YOUR OBJECTIVE. Start to finish, return the listing below exactly, pictures excluded.

INPUT FOR THIS TASK.
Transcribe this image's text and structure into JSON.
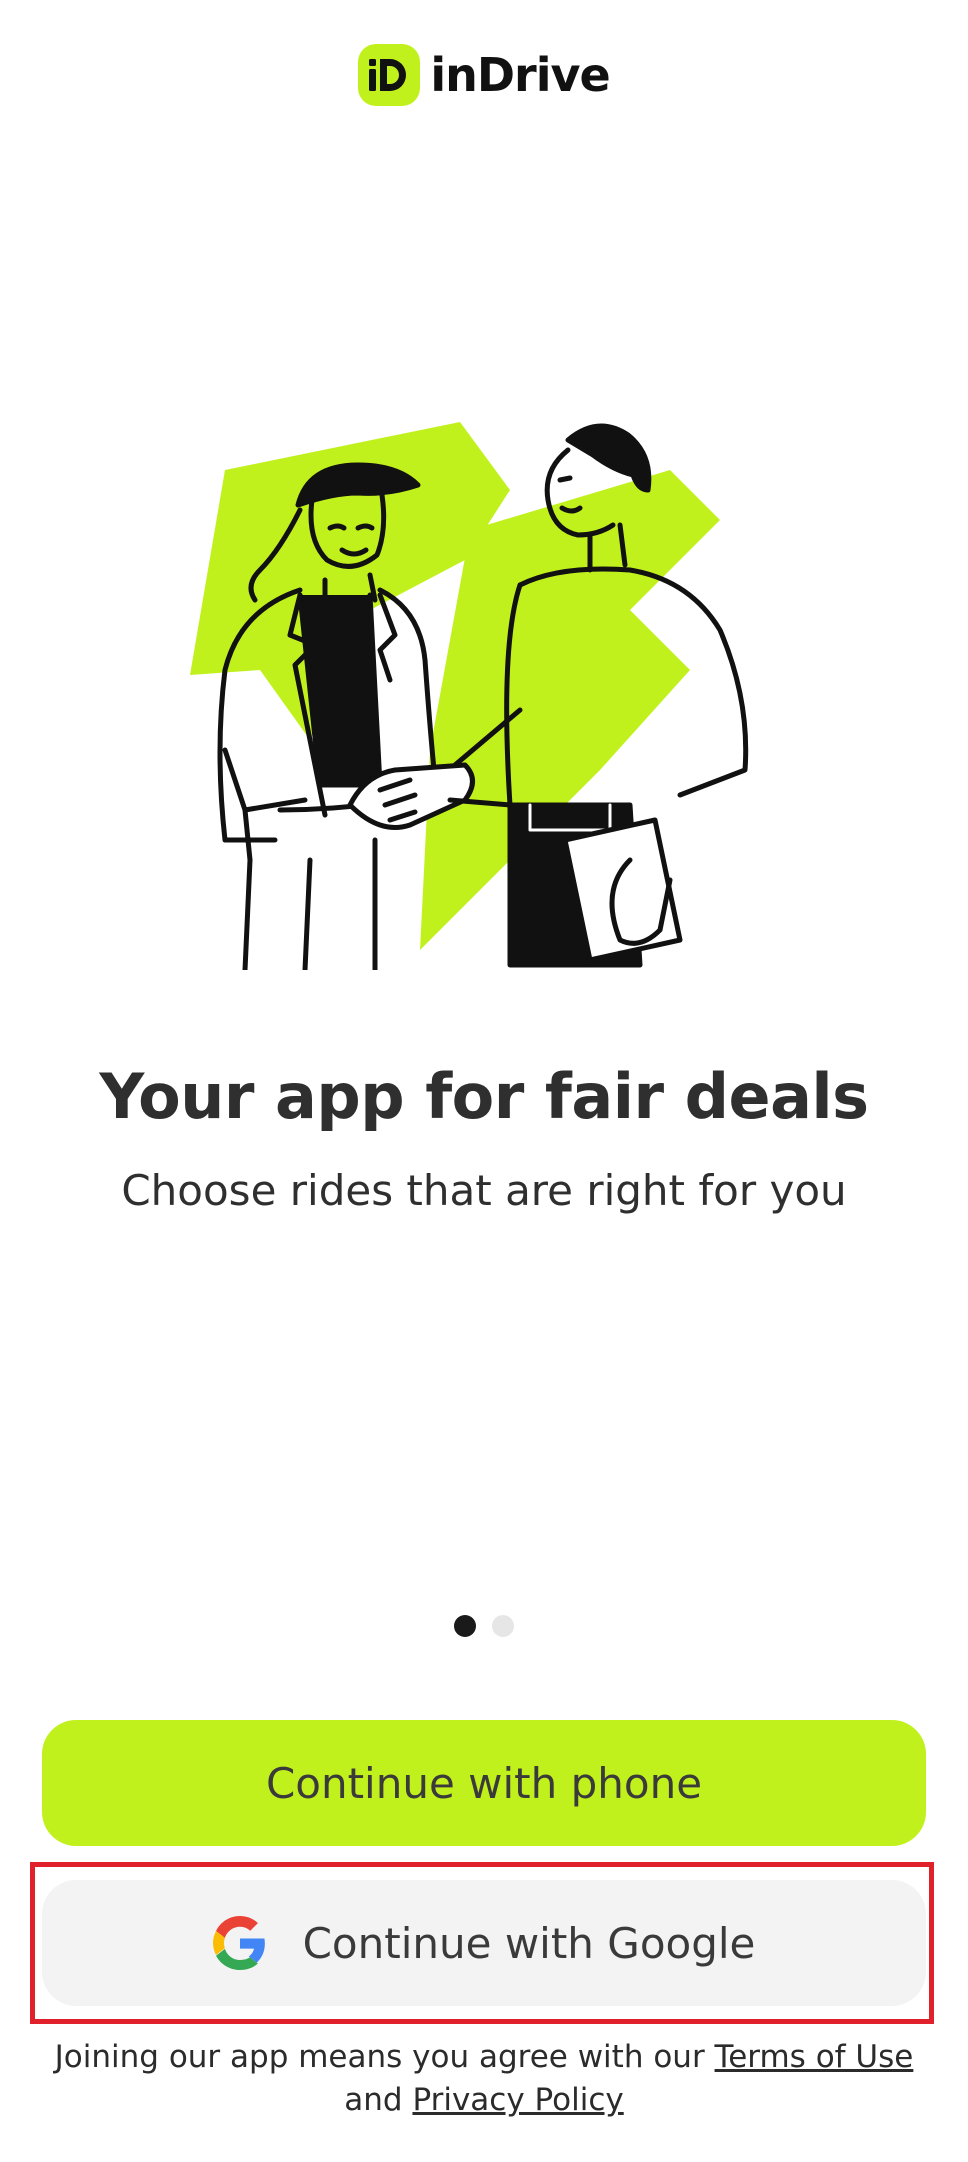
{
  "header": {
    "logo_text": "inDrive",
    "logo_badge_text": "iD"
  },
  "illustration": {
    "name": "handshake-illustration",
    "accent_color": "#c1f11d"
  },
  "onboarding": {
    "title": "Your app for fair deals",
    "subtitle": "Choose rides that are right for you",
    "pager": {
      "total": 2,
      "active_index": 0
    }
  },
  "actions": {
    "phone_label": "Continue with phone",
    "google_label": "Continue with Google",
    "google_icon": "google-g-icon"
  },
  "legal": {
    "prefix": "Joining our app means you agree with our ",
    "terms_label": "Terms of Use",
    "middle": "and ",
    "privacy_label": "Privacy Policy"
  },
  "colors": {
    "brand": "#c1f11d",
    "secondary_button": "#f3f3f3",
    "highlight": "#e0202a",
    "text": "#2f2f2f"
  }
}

OUTPUT OF THE EXERCISE.
Transcribe this image's text and structure into JSON.
{
  "header": {
    "logo_text": "inDrive",
    "logo_badge_text": "iD"
  },
  "illustration": {
    "name": "handshake-illustration",
    "accent_color": "#c1f11d"
  },
  "onboarding": {
    "title": "Your app for fair deals",
    "subtitle": "Choose rides that are right for you",
    "pager": {
      "total": 2,
      "active_index": 0
    }
  },
  "actions": {
    "phone_label": "Continue with phone",
    "google_label": "Continue with Google",
    "google_icon": "google-g-icon"
  },
  "legal": {
    "prefix": "Joining our app means you agree with our ",
    "terms_label": "Terms of Use",
    "middle": "and ",
    "privacy_label": "Privacy Policy"
  },
  "colors": {
    "brand": "#c1f11d",
    "secondary_button": "#f3f3f3",
    "highlight": "#e0202a",
    "text": "#2f2f2f"
  }
}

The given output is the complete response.